The menu settings for this model are very helpful. The other Sony model I returned didn't have a settings menu, only settings on the remote. If you buy the two rear speakers (Z9R), which I recommend, you'll need to set the speaker distance in the menu settings to avoid audio lag.
Sony HT-Z9F vs. HT-CT800 Soundbar
I actually first bought the cheaper HT-CT800, but I ended up returning that one for the more expensive Z9F. While the sound on the HT-CT800 wasn't bad, it's much better on the upgraded model, due to the separate voice channel. The sound is more clear too with the high-resolution audio.
Another difference is the design, which may effect the sound quality. The HT-CT800 speakers were at an odd angle, whereas the Z9F faces you directly. The installer had even recommended not wall mounting it under my TV because the audio would project behind the TV, due to the angle. I'm not sure why Sony designed the soundbar like that, but my installer told me that was their last model to feature this design. The angled design was one of the reasons I returned it.
There is definitely a noticeable difference in sound quality between the two, but the subwoofer for both are almost the same. The Z9F allows you to adjust the decibels of the subwoofer though. The bass on both is very good. If you live in an apartment, you might have some unhappy neighbors.
The Sony Wireless Speakers (SA-Z9R)
If you buy this soundbar, I recommend buying the rear speakers too to get the best sound experience. The vertical surround engine doesn't provide surround sound on its own, at least not in my living room. At $300, the speakers are a little pricey, but they do enhance the sound when watching a movie in surround sound. Even without the rear speakers though, the sound is still good.
The remote has a volume setting for the rear speakers. The speakers are soft and not very powerful, but sound great when activated.
I had some trouble connecting the speakers to my soundbar at first. There was annoying audio lag occurring until I went into the settings, updated the software, and configured the speaker distance. Once your speakers are set up, they'll automatically connect when the system is turned on.
So far, I'm very happy with the Sony Z9F soundbar. The sound is a huge improvement with the terrible speakers on my Sony Bravia TV (reviewed in another article). I feel that the vertical surround engine doesn't really provide surround sound on its own, or very little, without the rear speakers that are sold separately. The sound quality on the Z9F is noticeably better than the less expensive model I returned. The center channel makes a big difference. This soundbar also supports Dolby Atmos.
I can't compare this soundbar to other brands, because this is the first one I've ever owned, but I'm pleased with its performance so far. I give it a rating of 5 stars. I should also mention that this model can be paired via Bluetooth with your phone for Spotify music. I noticed though that Sony tries to get you to sign up for Spotify premium if you use the app through the soundbar. You can work around this simply by using screen mirroring, or the Spotify app on your TV.
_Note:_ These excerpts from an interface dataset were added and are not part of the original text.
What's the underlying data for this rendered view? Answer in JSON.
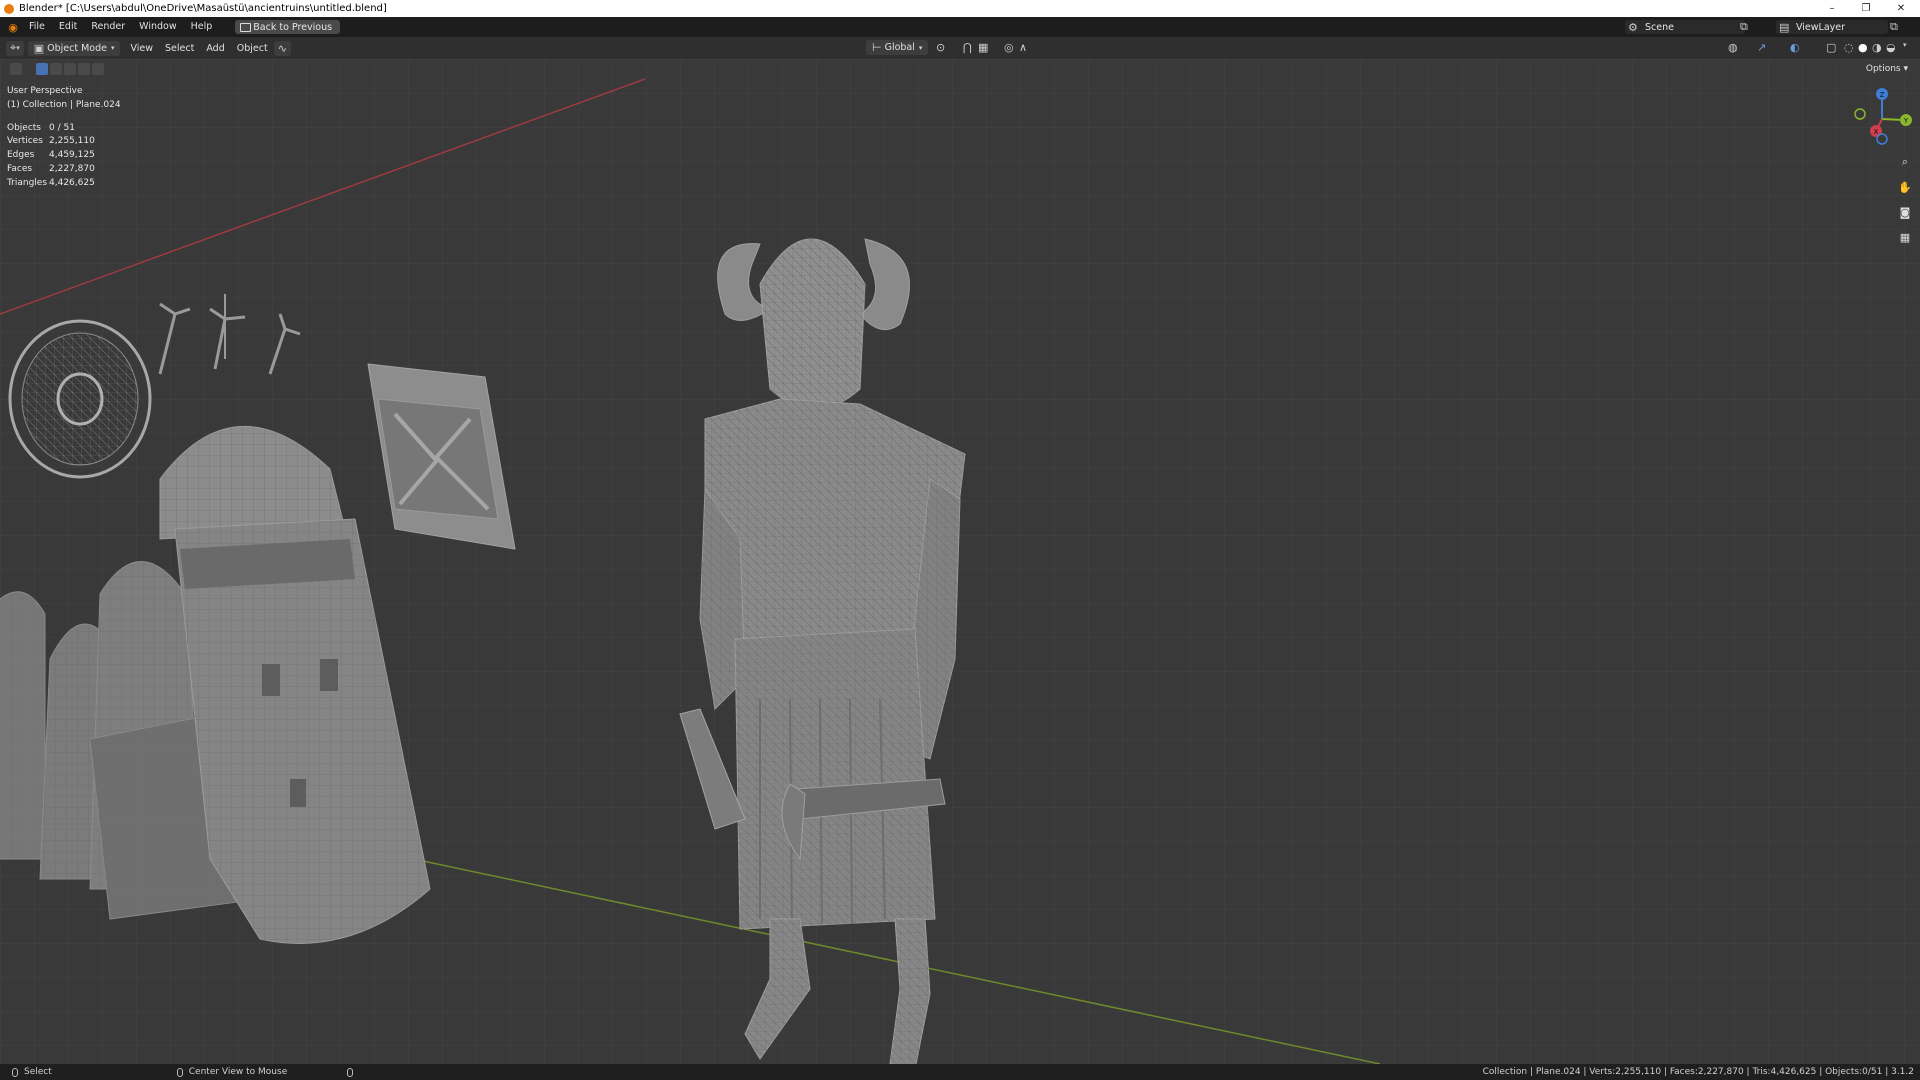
{
  "window": {
    "title": "Blender* [C:\\Users\\abdul\\OneDrive\\Masaüstü\\ancientruins\\untitled.blend]",
    "controls": [
      "–",
      "❐",
      "✕"
    ]
  },
  "topbar": {
    "menus": [
      "File",
      "Edit",
      "Render",
      "Window",
      "Help"
    ],
    "back_button": "Back to Previous",
    "scene": "Scene",
    "view_layer": "ViewLayer"
  },
  "header": {
    "mode": "Object Mode",
    "menus": [
      "View",
      "Select",
      "Add",
      "Object"
    ],
    "transform_orientation": "Global"
  },
  "viewport": {
    "view_name": "User Perspective",
    "collection": "(1) Collection | Plane.024",
    "stats": [
      {
        "label": "Objects",
        "value": "0 / 51"
      },
      {
        "label": "Vertices",
        "value": "2,255,110"
      },
      {
        "label": "Edges",
        "value": "4,459,125"
      },
      {
        "label": "Faces",
        "value": "2,227,870"
      },
      {
        "label": "Triangles",
        "value": "4,426,625"
      }
    ],
    "options_label": "Options",
    "gizmo_axes": {
      "x": "X",
      "y": "Y",
      "z": "Z"
    },
    "nav_icons": [
      "zoom-icon",
      "pan-hand-icon",
      "camera-icon",
      "grid-view-icon"
    ]
  },
  "statusbar": {
    "select": "Select",
    "center_view": "Center View to Mouse",
    "info": "Collection | Plane.024 | Verts:2,255,110 | Faces:2,227,870 | Tris:4,426,625 | Objects:0/51 | 3.1.2"
  },
  "colors": {
    "accent": "#4772b3",
    "x_axis": "#cf3e4b",
    "y_axis": "#8bb52f",
    "z_axis": "#3d7fd8",
    "brand": "#e87d0d"
  }
}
This article is accurate and true to the best of the author’s knowledge. Content is for informational or entertainment purposes only and does not substitute for personal counsel or professional advice in business, financial, legal, or technical matters.
© 2018 Matt G.